PROBLEM DETAILS:
Search the material below for the string "kind" and list each line that holds it.

DATA EXCERPTS below:

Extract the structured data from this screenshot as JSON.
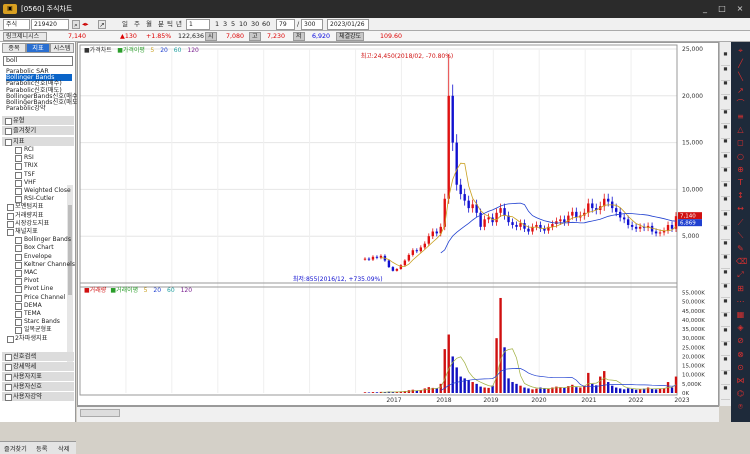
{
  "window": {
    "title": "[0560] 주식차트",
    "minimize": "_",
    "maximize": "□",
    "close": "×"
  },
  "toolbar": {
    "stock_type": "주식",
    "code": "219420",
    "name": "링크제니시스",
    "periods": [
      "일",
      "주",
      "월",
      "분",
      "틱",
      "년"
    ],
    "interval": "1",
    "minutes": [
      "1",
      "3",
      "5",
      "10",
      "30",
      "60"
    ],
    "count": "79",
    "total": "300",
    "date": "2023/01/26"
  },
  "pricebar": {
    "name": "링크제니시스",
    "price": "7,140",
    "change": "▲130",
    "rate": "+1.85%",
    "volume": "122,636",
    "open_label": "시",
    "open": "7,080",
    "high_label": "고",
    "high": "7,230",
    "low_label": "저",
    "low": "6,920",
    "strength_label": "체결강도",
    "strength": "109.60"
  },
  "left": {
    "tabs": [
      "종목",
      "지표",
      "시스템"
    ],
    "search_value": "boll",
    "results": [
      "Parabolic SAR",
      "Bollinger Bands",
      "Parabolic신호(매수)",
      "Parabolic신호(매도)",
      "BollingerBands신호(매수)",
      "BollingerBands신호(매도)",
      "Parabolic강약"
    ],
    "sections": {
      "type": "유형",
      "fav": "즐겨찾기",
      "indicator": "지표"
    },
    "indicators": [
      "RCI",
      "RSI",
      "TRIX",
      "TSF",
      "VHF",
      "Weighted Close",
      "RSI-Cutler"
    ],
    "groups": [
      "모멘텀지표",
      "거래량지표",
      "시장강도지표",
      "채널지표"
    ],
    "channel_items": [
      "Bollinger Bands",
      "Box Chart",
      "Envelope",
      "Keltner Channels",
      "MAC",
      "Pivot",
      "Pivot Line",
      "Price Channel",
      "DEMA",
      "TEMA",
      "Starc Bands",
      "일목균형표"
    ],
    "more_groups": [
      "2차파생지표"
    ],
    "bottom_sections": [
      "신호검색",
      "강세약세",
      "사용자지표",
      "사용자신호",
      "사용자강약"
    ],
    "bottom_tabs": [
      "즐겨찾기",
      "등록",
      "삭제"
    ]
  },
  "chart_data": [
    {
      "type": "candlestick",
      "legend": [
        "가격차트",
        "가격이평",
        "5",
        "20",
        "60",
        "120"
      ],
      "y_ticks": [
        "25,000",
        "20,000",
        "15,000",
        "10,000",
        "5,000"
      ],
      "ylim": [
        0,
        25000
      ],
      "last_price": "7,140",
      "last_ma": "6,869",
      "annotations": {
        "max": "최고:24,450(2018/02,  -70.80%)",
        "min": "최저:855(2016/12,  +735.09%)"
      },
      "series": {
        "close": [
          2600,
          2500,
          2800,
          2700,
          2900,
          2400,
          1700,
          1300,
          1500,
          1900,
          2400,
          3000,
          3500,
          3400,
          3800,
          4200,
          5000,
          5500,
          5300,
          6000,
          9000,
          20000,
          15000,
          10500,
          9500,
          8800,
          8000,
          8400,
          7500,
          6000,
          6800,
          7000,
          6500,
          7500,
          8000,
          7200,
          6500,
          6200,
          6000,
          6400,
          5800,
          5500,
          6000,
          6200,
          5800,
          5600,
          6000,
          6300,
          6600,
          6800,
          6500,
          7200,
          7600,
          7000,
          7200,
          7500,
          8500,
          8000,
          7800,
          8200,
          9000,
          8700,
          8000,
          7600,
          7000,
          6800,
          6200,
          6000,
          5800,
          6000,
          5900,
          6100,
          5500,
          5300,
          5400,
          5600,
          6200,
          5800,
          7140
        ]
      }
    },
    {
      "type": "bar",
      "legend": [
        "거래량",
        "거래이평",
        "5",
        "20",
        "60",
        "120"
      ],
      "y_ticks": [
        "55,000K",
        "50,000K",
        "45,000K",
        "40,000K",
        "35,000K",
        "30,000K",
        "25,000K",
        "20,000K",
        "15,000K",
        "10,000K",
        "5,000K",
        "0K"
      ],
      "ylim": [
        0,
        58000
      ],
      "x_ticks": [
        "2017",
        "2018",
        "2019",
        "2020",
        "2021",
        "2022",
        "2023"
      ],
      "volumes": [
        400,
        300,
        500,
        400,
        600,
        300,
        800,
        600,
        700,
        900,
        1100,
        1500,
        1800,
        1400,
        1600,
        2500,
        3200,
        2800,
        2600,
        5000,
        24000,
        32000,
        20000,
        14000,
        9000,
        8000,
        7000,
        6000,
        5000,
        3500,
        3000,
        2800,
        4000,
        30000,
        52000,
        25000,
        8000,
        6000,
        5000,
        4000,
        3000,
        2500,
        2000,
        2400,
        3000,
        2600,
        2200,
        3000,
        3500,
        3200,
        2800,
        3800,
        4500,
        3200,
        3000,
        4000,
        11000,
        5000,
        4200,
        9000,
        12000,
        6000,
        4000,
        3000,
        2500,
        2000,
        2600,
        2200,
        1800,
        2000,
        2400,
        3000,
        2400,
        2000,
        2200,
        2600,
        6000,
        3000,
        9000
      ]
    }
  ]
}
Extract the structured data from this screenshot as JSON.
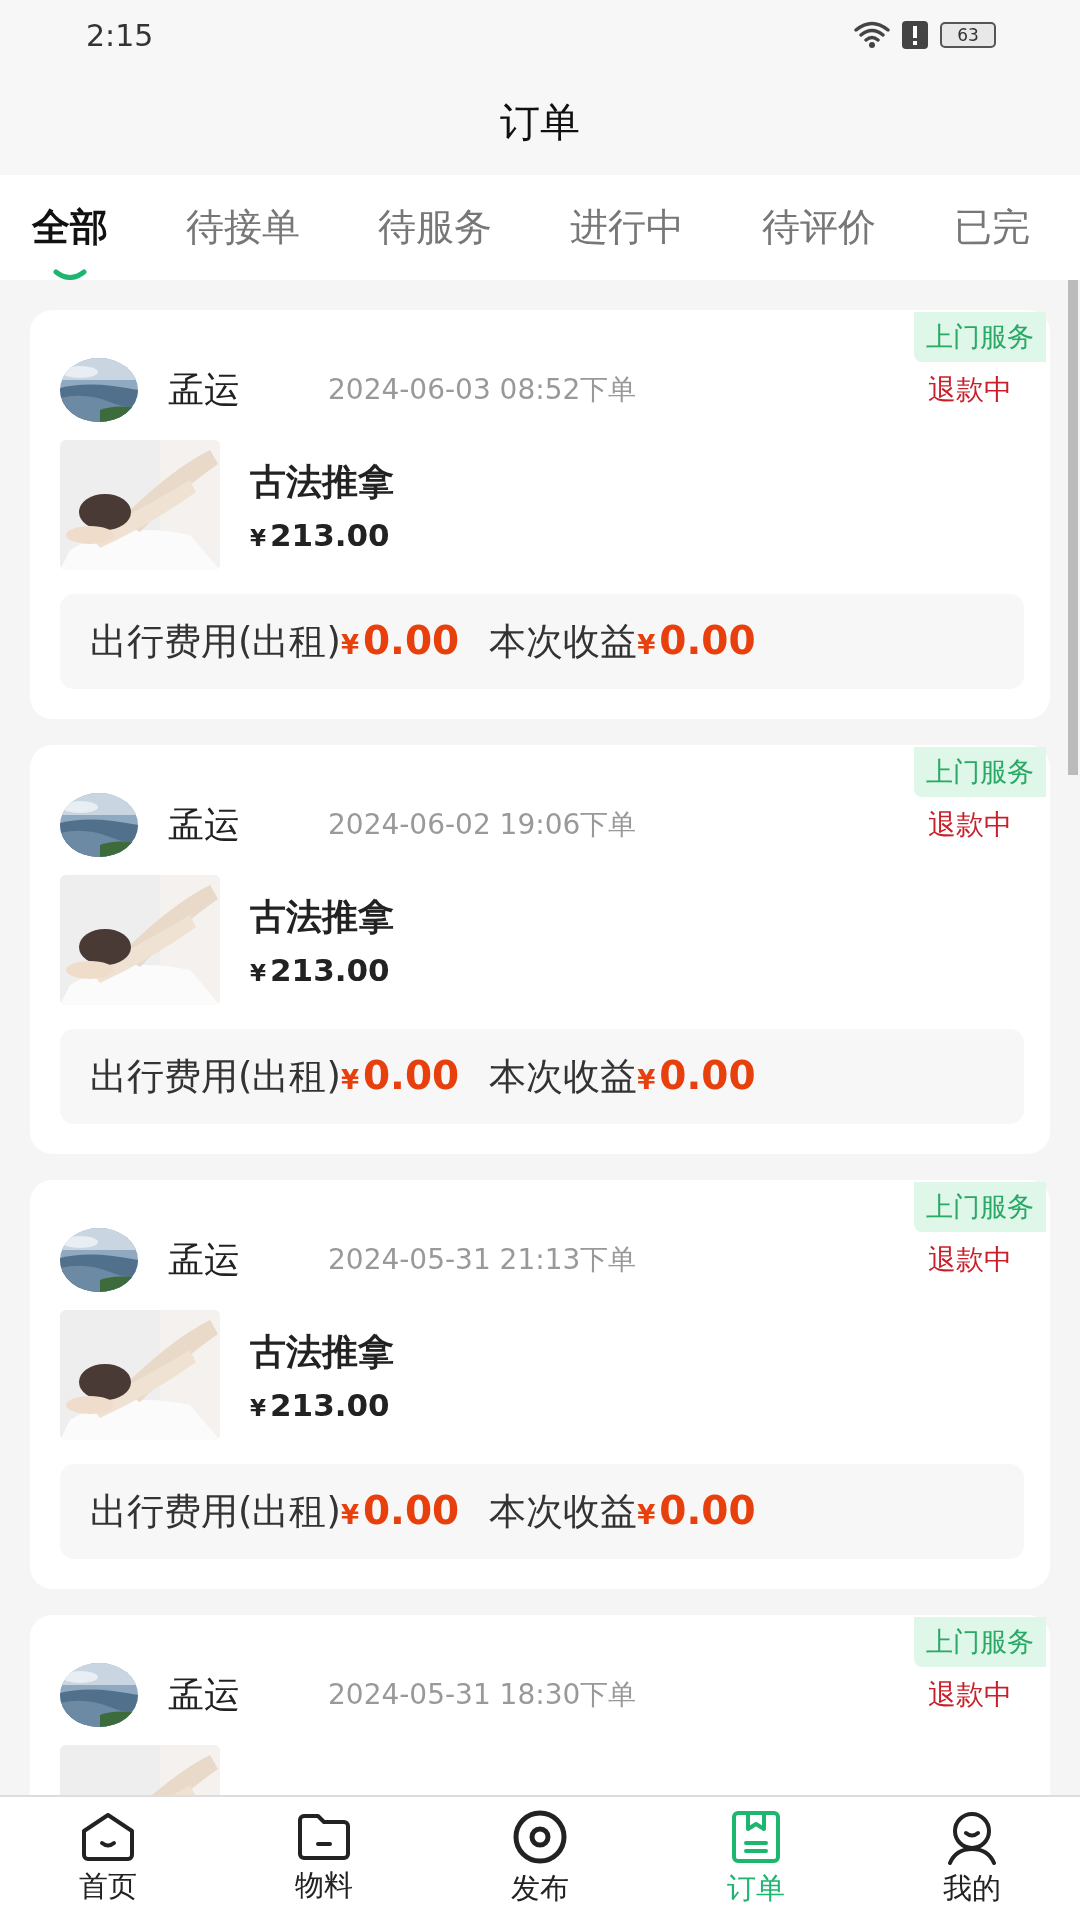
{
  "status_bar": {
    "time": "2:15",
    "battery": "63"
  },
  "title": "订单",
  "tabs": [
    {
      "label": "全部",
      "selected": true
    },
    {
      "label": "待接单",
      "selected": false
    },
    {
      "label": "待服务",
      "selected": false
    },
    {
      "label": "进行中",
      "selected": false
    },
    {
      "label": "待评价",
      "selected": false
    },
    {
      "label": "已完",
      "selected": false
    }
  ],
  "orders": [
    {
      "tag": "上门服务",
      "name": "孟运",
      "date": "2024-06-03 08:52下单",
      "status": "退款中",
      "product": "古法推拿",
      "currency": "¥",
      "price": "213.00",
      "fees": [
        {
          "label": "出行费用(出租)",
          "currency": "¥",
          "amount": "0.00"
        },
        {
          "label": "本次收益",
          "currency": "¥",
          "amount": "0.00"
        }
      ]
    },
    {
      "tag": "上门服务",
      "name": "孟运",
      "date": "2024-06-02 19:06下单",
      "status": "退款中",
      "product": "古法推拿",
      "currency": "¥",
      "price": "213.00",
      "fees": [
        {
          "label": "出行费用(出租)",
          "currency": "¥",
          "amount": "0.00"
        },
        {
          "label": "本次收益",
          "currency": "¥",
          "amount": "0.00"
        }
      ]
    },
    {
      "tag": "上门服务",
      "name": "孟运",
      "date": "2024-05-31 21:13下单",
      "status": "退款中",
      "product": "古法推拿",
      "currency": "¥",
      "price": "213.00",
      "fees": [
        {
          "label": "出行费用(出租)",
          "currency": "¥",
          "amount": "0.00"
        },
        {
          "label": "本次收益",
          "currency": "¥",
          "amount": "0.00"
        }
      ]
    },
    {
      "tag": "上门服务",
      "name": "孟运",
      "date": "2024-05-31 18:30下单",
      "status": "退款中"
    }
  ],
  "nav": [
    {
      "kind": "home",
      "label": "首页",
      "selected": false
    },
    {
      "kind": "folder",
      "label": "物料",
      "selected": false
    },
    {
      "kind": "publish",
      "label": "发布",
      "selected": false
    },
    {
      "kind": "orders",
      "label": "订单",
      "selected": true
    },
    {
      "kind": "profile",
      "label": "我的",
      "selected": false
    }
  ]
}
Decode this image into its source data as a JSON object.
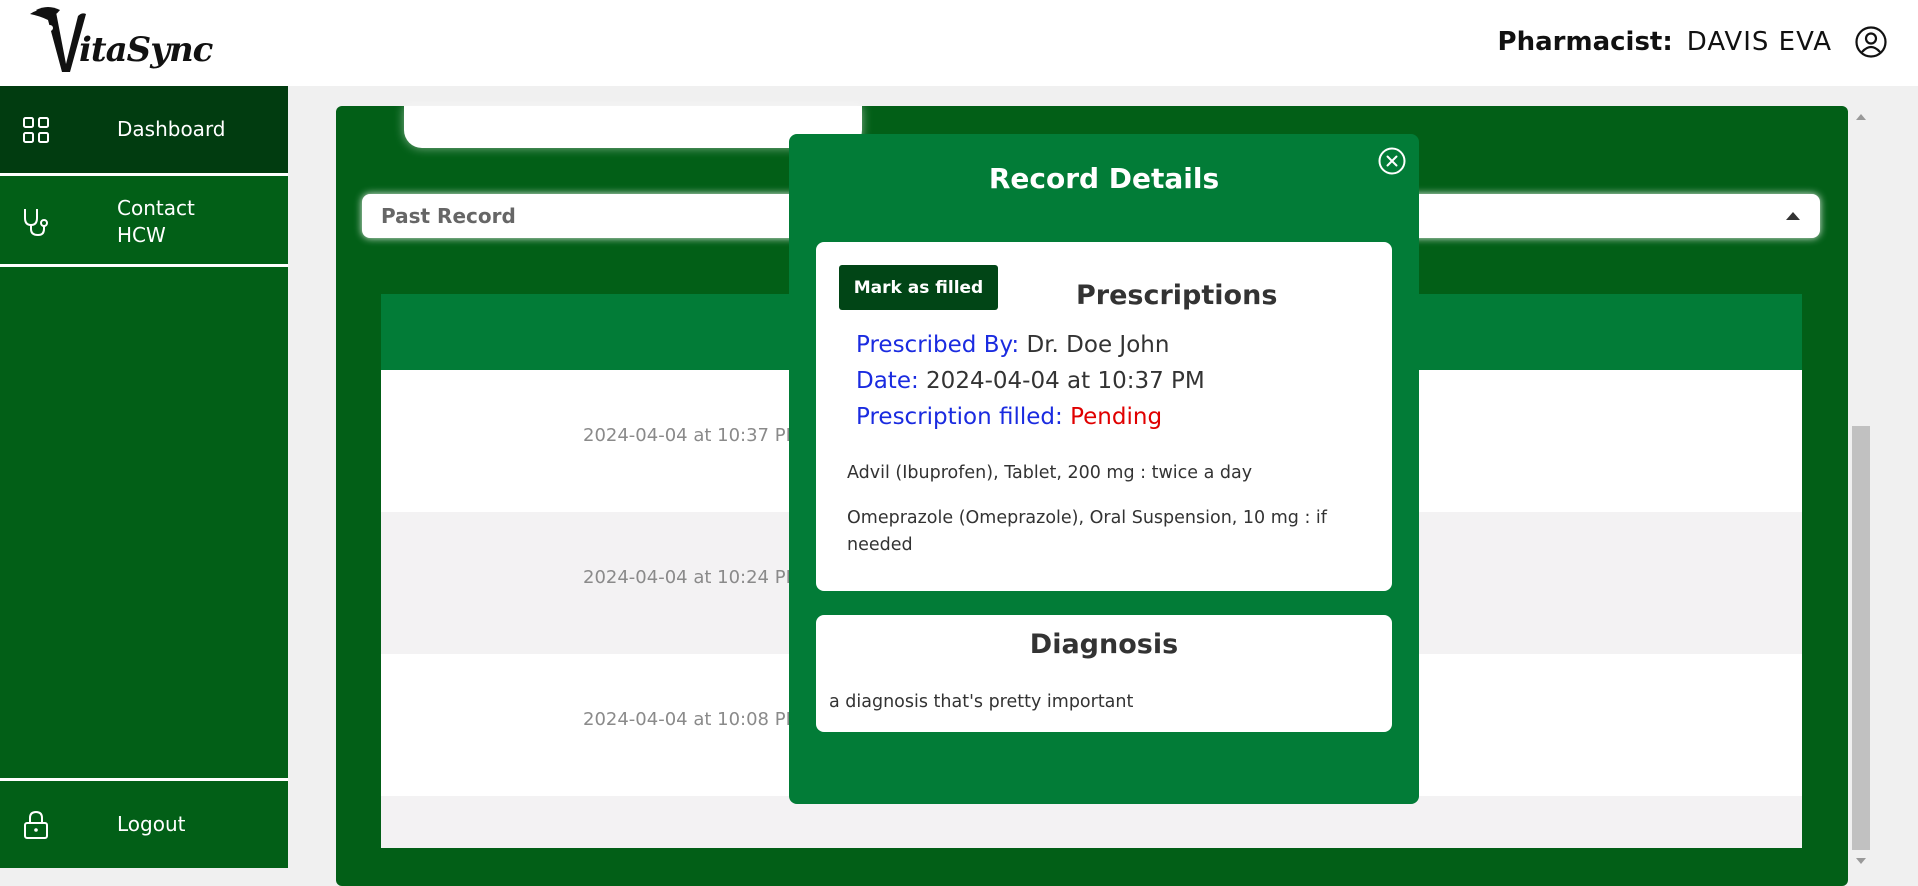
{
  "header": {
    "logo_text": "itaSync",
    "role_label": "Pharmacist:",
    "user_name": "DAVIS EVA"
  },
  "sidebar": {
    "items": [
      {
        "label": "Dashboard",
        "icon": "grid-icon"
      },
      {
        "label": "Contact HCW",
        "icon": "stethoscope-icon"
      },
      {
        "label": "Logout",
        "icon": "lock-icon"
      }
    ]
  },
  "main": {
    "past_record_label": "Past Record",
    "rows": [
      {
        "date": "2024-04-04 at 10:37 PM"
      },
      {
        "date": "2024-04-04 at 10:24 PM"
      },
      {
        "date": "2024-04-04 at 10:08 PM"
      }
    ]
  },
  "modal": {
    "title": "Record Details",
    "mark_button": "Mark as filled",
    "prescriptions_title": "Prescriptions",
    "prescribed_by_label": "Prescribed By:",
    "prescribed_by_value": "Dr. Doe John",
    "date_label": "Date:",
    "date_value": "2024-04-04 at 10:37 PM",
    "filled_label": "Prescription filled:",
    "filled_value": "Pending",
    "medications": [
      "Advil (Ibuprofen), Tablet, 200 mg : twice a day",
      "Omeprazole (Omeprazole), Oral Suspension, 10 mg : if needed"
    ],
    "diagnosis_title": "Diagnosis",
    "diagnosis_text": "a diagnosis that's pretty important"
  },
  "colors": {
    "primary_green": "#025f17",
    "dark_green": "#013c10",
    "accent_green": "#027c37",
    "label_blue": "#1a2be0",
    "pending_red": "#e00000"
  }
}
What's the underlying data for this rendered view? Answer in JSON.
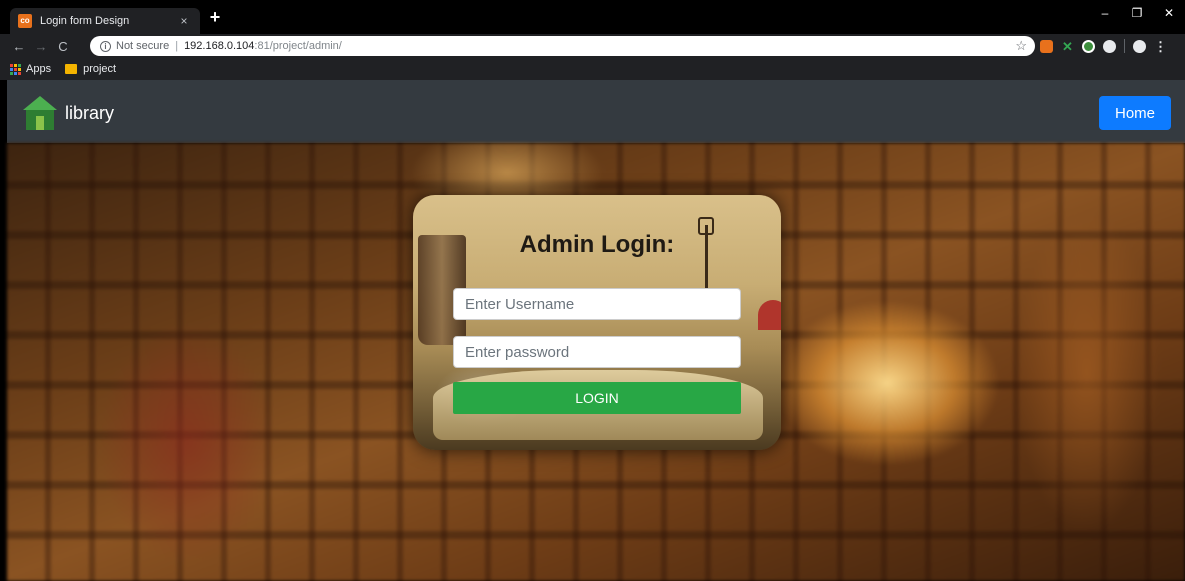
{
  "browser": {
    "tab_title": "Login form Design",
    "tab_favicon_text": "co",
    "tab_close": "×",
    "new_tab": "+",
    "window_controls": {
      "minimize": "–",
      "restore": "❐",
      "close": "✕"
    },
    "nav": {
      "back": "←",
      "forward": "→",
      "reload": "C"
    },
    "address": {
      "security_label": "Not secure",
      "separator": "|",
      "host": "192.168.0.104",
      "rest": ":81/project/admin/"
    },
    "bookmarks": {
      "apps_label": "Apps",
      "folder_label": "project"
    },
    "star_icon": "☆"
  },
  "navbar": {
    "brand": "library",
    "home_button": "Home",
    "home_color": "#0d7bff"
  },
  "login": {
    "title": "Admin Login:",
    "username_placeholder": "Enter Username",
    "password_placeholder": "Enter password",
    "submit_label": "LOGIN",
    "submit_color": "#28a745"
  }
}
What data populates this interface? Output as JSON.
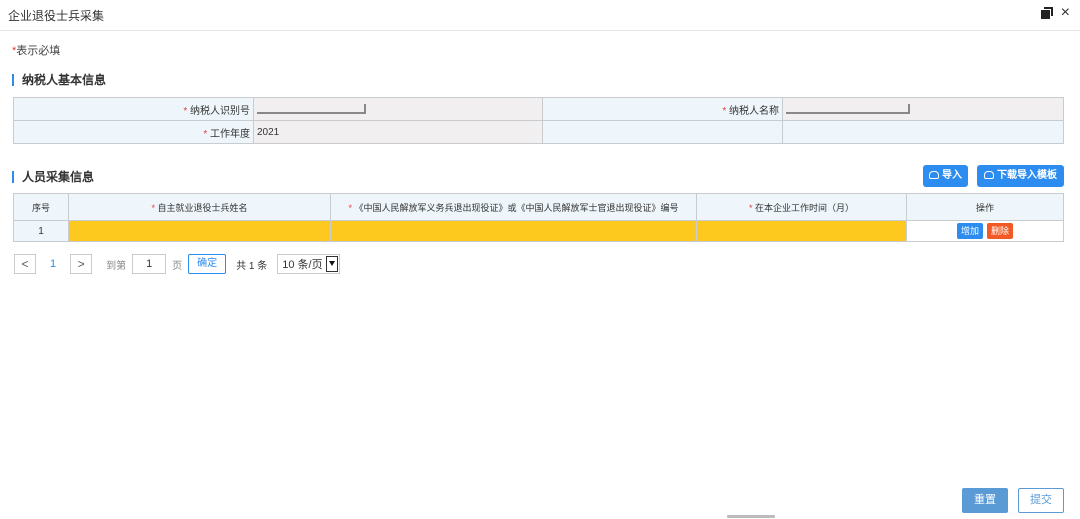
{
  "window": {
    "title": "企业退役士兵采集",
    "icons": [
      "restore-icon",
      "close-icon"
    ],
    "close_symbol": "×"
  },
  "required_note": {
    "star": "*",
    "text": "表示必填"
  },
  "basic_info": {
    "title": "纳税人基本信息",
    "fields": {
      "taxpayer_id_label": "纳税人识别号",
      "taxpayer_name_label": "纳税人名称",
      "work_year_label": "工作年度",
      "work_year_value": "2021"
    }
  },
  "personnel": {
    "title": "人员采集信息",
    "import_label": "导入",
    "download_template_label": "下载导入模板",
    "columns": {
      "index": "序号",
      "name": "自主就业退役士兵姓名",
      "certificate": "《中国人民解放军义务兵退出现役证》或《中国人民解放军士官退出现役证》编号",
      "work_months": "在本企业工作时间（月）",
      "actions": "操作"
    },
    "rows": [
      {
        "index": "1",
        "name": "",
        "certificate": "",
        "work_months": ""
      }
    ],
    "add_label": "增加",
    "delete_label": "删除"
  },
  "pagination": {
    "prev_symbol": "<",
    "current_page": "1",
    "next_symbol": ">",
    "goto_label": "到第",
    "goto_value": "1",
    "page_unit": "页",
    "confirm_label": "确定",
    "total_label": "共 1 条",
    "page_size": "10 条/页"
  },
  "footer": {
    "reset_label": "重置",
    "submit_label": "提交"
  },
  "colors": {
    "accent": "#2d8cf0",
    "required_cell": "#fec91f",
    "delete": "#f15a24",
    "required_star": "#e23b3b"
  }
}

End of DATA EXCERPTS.

WORKED SOLUTION:
      "kind": "home",
      "kind": "folder",
      "kind": "publish",
      "kind": "orders",
      "kind": "profile",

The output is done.